(Stored entries)
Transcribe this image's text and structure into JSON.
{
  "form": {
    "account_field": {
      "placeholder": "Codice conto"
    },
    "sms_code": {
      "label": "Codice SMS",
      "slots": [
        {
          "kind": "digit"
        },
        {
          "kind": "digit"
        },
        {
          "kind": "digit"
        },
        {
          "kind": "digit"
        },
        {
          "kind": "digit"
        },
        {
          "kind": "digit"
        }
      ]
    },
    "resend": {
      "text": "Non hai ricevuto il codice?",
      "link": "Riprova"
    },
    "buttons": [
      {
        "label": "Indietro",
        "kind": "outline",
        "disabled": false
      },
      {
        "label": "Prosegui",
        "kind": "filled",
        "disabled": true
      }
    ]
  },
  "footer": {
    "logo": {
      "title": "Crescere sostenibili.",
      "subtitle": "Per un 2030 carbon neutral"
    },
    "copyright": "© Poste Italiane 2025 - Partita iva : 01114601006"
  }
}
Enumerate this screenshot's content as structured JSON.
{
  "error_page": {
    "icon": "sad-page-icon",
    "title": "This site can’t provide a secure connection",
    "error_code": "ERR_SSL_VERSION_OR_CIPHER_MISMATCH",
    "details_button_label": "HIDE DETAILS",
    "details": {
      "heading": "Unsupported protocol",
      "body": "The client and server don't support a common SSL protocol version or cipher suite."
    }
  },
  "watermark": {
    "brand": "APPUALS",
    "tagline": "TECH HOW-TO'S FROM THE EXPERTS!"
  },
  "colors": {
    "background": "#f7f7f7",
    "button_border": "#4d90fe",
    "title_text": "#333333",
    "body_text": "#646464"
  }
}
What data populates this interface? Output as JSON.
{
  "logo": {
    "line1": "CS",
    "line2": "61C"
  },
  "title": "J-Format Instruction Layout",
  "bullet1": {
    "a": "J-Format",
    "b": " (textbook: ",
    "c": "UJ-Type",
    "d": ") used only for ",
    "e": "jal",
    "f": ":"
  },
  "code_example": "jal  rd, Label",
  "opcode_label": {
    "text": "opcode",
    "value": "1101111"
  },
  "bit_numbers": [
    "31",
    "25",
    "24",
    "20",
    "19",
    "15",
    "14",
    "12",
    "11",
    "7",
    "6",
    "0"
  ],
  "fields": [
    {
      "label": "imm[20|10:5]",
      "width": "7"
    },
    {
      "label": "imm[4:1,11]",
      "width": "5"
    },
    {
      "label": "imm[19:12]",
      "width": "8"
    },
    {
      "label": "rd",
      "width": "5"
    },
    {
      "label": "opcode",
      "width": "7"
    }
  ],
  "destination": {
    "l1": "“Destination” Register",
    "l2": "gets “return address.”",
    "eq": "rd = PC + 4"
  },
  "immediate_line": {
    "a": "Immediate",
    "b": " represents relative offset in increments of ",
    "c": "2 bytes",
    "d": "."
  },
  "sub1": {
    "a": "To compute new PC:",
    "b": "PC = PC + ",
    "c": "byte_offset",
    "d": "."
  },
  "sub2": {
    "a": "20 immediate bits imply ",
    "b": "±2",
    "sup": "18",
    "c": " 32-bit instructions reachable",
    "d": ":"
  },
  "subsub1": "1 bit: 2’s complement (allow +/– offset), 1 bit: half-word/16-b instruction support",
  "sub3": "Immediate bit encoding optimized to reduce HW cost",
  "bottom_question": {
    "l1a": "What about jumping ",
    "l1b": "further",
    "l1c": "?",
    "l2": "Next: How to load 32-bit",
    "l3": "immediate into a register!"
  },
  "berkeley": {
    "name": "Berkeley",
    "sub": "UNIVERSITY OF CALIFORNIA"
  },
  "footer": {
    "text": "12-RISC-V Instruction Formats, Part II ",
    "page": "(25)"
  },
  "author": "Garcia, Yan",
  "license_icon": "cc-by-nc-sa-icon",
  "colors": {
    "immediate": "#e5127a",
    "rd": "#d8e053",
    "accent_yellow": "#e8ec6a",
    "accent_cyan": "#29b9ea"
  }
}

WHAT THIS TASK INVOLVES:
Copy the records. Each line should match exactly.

EXERCISE SOLUTION:
Transcribe this image's text and structure into JSON.
{
  "form": {
    "account_field": {
      "placeholder": "Codice conto"
    },
    "sms_code": {
      "label": "Codice SMS",
      "slots": [
        {
          "kind": "digit"
        },
        {
          "kind": "digit"
        },
        {
          "kind": "digit"
        },
        {
          "kind": "digit"
        },
        {
          "kind": "digit"
        },
        {
          "kind": "digit"
        }
      ]
    },
    "resend": {
      "text": "Non hai ricevuto il codice?",
      "link": "Riprova"
    },
    "buttons": [
      {
        "label": "Indietro",
        "kind": "outline",
        "disabled": false
      },
      {
        "label": "Prosegui",
        "kind": "filled",
        "disabled": true
      }
    ]
  },
  "footer": {
    "logo": {
      "title": "Crescere sostenibili.",
      "subtitle": "Per un 2030 carbon neutral"
    },
    "copyright": "© Poste Italiane 2025 - Partita iva : 01114601006"
  }
}
Enumerate this screenshot's content as structured JSON.
{
  "error_page": {
    "icon": "sad-page-icon",
    "title": "This site can’t provide a secure connection",
    "error_code": "ERR_SSL_VERSION_OR_CIPHER_MISMATCH",
    "details_button_label": "HIDE DETAILS",
    "details": {
      "heading": "Unsupported protocol",
      "body": "The client and server don't support a common SSL protocol version or cipher suite."
    }
  },
  "watermark": {
    "brand": "APPUALS",
    "tagline": "TECH HOW-TO'S FROM THE EXPERTS!"
  },
  "colors": {
    "background": "#f7f7f7",
    "button_border": "#4d90fe",
    "title_text": "#333333",
    "body_text": "#646464"
  }
}
What data populates this interface? Output as JSON.
{
  "logo": {
    "line1": "CS",
    "line2": "61C"
  },
  "title": "J-Format Instruction Layout",
  "bullet1": {
    "a": "J-Format",
    "b": " (textbook: ",
    "c": "UJ-Type",
    "d": ") used only for ",
    "e": "jal",
    "f": ":"
  },
  "code_example": "jal  rd, Label",
  "opcode_label": {
    "text": "opcode",
    "value": "1101111"
  },
  "bit_numbers": [
    "31",
    "25",
    "24",
    "20",
    "19",
    "15",
    "14",
    "12",
    "11",
    "7",
    "6",
    "0"
  ],
  "fields": [
    {
      "label": "imm[20|10:5]",
      "width": "7"
    },
    {
      "label": "imm[4:1,11]",
      "width": "5"
    },
    {
      "label": "imm[19:12]",
      "width": "8"
    },
    {
      "label": "rd",
      "width": "5"
    },
    {
      "label": "opcode",
      "width": "7"
    }
  ],
  "destination": {
    "l1": "“Destination” Register",
    "l2": "gets “return address.”",
    "eq": "rd = PC + 4"
  },
  "immediate_line": {
    "a": "Immediate",
    "b": " represents relative offset in increments of ",
    "c": "2 bytes",
    "d": "."
  },
  "sub1": {
    "a": "To compute new PC:",
    "b": "PC = PC + ",
    "c": "byte_offset",
    "d": "."
  },
  "sub2": {
    "a": "20 immediate bits imply ",
    "b": "±2",
    "sup": "18",
    "c": " 32-bit instructions reachable",
    "d": ":"
  },
  "subsub1": "1 bit: 2’s complement (allow +/– offset), 1 bit: half-word/16-b instruction support",
  "sub3": "Immediate bit encoding optimized to reduce HW cost",
  "bottom_question": {
    "l1a": "What about jumping ",
    "l1b": "further",
    "l1c": "?",
    "l2": "Next: How to load 32-bit",
    "l3": "immediate into a register!"
  },
  "berkeley": {
    "name": "Berkeley",
    "sub": "UNIVERSITY OF CALIFORNIA"
  },
  "footer": {
    "text": "12-RISC-V Instruction Formats, Part II ",
    "page": "(25)"
  },
  "author": "Garcia, Yan",
  "license_icon": "cc-by-nc-sa-icon",
  "colors": {
    "immediate": "#e5127a",
    "rd": "#d8e053",
    "accent_yellow": "#e8ec6a",
    "accent_cyan": "#29b9ea"
  }
}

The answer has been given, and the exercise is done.